The task. Scan the records for the string "Cancel", then copy each line that has it.

Supplied records.
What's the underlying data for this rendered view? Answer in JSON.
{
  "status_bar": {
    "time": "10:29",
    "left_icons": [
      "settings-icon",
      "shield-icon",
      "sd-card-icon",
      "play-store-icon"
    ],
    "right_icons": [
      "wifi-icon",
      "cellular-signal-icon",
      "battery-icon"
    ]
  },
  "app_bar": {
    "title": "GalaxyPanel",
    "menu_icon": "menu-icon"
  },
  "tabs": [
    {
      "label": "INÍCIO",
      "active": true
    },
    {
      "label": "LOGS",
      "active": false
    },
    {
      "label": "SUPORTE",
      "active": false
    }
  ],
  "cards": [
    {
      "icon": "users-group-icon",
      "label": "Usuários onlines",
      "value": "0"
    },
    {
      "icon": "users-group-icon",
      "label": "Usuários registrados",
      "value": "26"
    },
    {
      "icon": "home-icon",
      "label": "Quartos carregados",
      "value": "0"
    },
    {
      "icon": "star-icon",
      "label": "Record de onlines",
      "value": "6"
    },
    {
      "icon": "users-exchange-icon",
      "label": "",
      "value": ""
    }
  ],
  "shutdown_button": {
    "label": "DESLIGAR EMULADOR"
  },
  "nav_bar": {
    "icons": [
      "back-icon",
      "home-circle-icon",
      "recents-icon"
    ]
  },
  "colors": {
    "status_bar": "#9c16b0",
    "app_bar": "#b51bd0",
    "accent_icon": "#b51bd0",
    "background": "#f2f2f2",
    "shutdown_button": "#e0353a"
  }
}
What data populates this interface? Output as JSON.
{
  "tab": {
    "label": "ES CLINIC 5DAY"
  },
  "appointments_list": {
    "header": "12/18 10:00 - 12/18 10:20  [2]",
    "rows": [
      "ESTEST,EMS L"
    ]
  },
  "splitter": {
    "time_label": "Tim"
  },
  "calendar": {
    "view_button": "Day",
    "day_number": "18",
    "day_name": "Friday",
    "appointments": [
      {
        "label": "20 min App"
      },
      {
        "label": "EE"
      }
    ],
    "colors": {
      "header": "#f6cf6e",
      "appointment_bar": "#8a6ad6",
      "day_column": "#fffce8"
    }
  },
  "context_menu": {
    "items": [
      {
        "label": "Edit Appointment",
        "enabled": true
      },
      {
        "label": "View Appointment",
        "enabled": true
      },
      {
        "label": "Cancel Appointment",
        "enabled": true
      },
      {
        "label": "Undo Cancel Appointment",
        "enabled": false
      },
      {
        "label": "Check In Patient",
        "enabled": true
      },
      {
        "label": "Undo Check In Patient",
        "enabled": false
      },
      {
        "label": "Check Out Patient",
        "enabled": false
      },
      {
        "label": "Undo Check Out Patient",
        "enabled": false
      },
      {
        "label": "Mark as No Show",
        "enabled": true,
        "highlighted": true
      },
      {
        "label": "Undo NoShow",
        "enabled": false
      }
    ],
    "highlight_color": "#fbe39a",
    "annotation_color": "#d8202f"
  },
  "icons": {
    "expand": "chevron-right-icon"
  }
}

Final answer.
        "label": "Cancel Appointment",
        "label": "Undo Cancel Appointment",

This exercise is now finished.